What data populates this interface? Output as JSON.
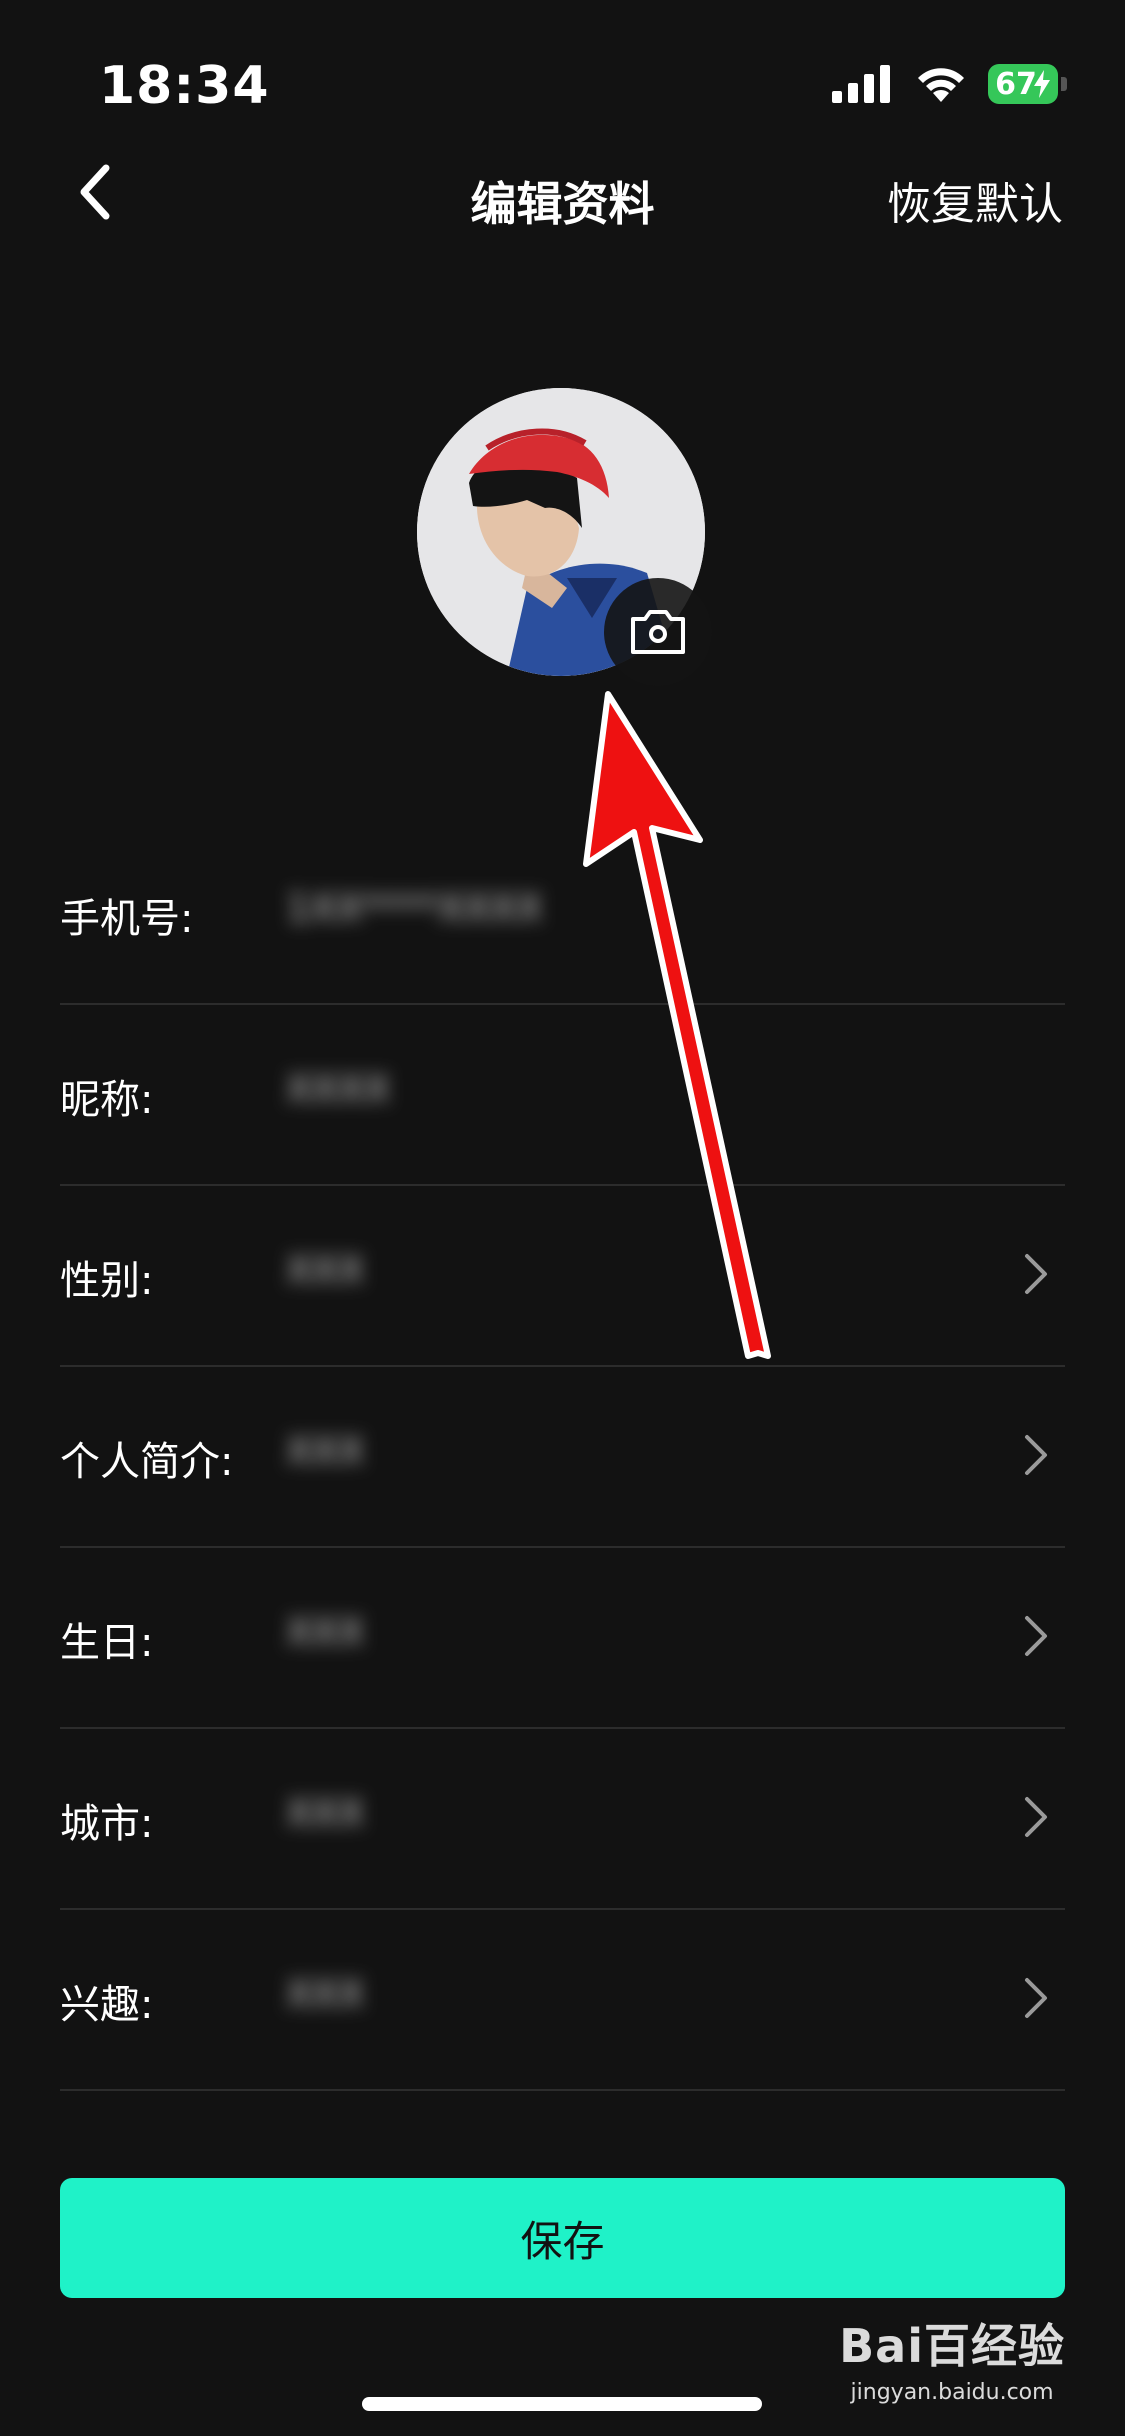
{
  "status_bar": {
    "time": "18:34",
    "battery": "67",
    "icons": [
      "signal-icon",
      "wifi-icon",
      "battery-icon"
    ]
  },
  "nav": {
    "back_icon": "chevron-left-icon",
    "title": "编辑资料",
    "action": "恢复默认"
  },
  "avatar": {
    "camera_icon": "camera-icon"
  },
  "form": {
    "rows": [
      {
        "label": "手机号:",
        "value": "1XX****XXXX",
        "has_chevron": false
      },
      {
        "label": "昵称:",
        "value": "XXXX",
        "has_chevron": false
      },
      {
        "label": "性别:",
        "value": "XXX",
        "has_chevron": true
      },
      {
        "label": "个人简介:",
        "value": "XXX",
        "has_chevron": true
      },
      {
        "label": "生日:",
        "value": "XXX",
        "has_chevron": true
      },
      {
        "label": "城市:",
        "value": "XXX",
        "has_chevron": true
      },
      {
        "label": "兴趣:",
        "value": "XXX",
        "has_chevron": true
      }
    ]
  },
  "save_button": {
    "label": "保存"
  },
  "watermark": {
    "logo": "Bai百经验",
    "url": "jingyan.baidu.com"
  },
  "colors": {
    "background": "#121212",
    "accent": "#1ff2c8",
    "battery": "#35c759",
    "annotation": "#ee1111"
  }
}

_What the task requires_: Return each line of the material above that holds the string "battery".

_Output of the task_:
    "battery": "67",
      "battery-icon"
    "battery": "#35c759",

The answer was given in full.